What comes after you eat? This is a question people might make. From the smallest children wondering about a delicious dessert or a bit of fruit people ask this.
One of the most desired things after a meal is a good siesta, a good nap. But normally, after we eat we just continue with our daily activities.
In many places, like in Cuzco, after a meal you thank the people who have accompanied you and then you sustain conversations as you socialize and share anecdotes and lived experiences.
This tends to take place most often on weekends when you can enjoy your time with your family and friends. You might have a glass of wine after your meal, as we often do, especially to help with the digestion of the meat you have consumed. Others drink sodas, beers, or anisette liquor. Sometimes, though, you mother or wife has cooked up a delicious chicha morada from our purple corn and fruit. This all helps the food go down well.
Peru is a place where we have a lot of warmth among us. Sharing is something of ordinary, everyday life. Just as in the highlands where the mink’a, collective work, is still the norm, your family is not just your blood relatives, but is made by the actions that you take with different people. Sharing makes you family.
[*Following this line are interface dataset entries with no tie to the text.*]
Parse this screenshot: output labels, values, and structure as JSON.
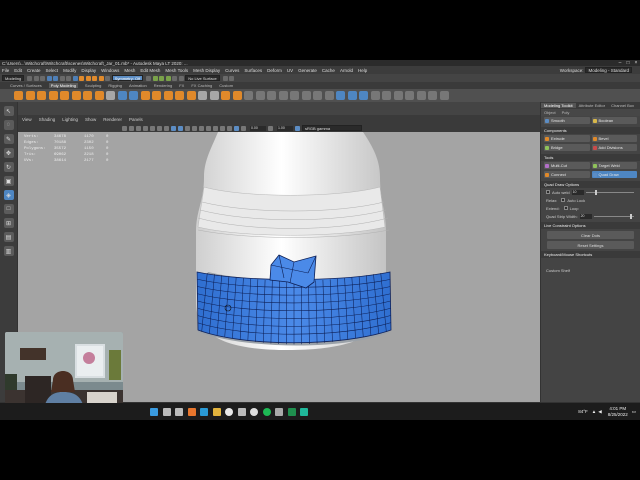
{
  "titlebar": {
    "title": "C:\\Users\\...\\Witchcraft\\Witchcraft\\scenes\\Witchcraft_Jar_01.mb* - Autodesk Maya LT 2020: ..."
  },
  "menubar": {
    "items": [
      "File",
      "Edit",
      "Create",
      "Select",
      "Modify",
      "Display",
      "Windows",
      "Mesh",
      "Edit Mesh",
      "Mesh Tools",
      "Mesh Display",
      "Curves",
      "Surfaces",
      "Deform",
      "UV",
      "Generate",
      "Cache",
      "Arnold",
      "Help"
    ],
    "workspace_label": "Workspace:",
    "workspace_value": "Modeling - Standard"
  },
  "statusline": {
    "mode": "Modeling",
    "symmetry": "Symmetry: Off",
    "no_live": "No Live Surface"
  },
  "shelf": {
    "tabs": [
      "Curves / Surfaces",
      "Poly Modeling",
      "Sculpting",
      "Rigging",
      "Animation",
      "Rendering",
      "FX",
      "FX Caching",
      "Custom"
    ],
    "active_tab": "Poly Modeling"
  },
  "viewport": {
    "menu": [
      "View",
      "Shading",
      "Lighting",
      "Show",
      "Renderer",
      "Panels"
    ],
    "exposure": "0.00",
    "gamma": "1.00",
    "color_space": "sRGB gamma",
    "hud": [
      {
        "label": "Verts:",
        "a": "34678",
        "b": "1170",
        "c": "0"
      },
      {
        "label": "Edges:",
        "a": "70188",
        "b": "2302",
        "c": "0"
      },
      {
        "label": "Polygons:",
        "a": "35572",
        "b": "1150",
        "c": "0"
      },
      {
        "label": "Tris:",
        "a": "69062",
        "b": "2218",
        "c": "0"
      },
      {
        "label": "UVs:",
        "a": "38614",
        "b": "2177",
        "c": "0"
      }
    ]
  },
  "right_panel": {
    "tabs": [
      "Modeling Toolkit",
      "Attribute Editor",
      "Channel Box"
    ],
    "active_tab": "Modeling Toolkit",
    "subtabs": [
      "Object",
      "Poly"
    ],
    "top_buttons": [
      [
        "Smooth",
        "Boolean"
      ]
    ],
    "components_header": "Components",
    "component_buttons": [
      [
        "Extrude",
        "Bevel"
      ],
      [
        "Bridge",
        "Add Divisions"
      ]
    ],
    "tools_header": "Tools",
    "tool_buttons": [
      [
        "Multi-Cut",
        "Target Weld"
      ],
      [
        "Connect",
        "Quad Draw"
      ]
    ],
    "active_tool": "Quad Draw",
    "options_header": "Quad Draw Options",
    "options": {
      "auto_weld": "Auto weld",
      "auto_weld_value": "10",
      "relax": "Relax:",
      "auto_lock": "Auto Lock",
      "extend": "Extend:",
      "loop": "Loop",
      "quad_strip_width": "Quad Strip Width:",
      "quad_strip_value": "20"
    },
    "live_constraint": "Live Constraint Options",
    "clear_button": "Clear Dots",
    "reset_button": "Reset Settings",
    "shortcuts": "Keyboard/Mouse Shortcuts",
    "custom_shelf": "Custom Shelf",
    "auto_weld_fraction": 0.2,
    "strip_fraction": 0.9
  },
  "cmdline": {
    "label": "MEL"
  },
  "taskbar": {
    "icons": [
      "windows-start-icon",
      "search-icon",
      "task-view-icon",
      "firefox-icon",
      "edge-icon",
      "file-explorer-icon",
      "chrome-icon",
      "settings-icon",
      "obs-icon",
      "spotify-icon",
      "gear-icon",
      "excel-icon",
      "maya-icon"
    ],
    "time": "4:01 PM",
    "date": "8/25/2022",
    "weather": "84°F"
  },
  "colors": {
    "accent": "#4e86c2",
    "wire": "#2f6fd1",
    "ui_bg": "#444444",
    "viewport_bg": "#a4a4a4"
  }
}
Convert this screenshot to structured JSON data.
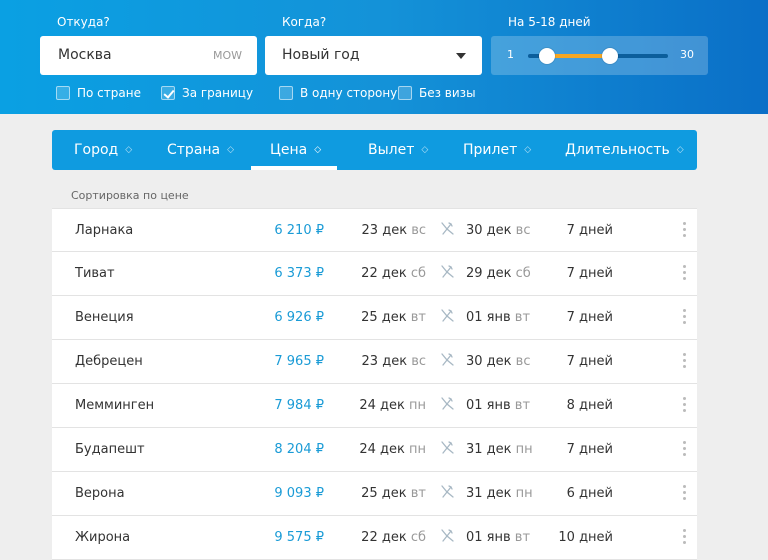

As a result, breakfasts, lunch, dinners, and even snacks should not be taken alone as if you did not have friends, rather they should be accompanied by laughter or sometimes sadness, but always companionship. Your days can change from dark to filled with light because of companionship.
Our culture is characterized by its warmth, what we call cariño, as well as love. Your race or color does not matter. There are always people to share with you.
So, what comes after a meal? We hope that the day will be different and not the same as always, that it will fill with new friends and new experiences to learn from.
In this way we make problems and bad moods lighter and dissipate stress. Of course that is the power of our traditional food and our traditional sharing. They always lift your mood.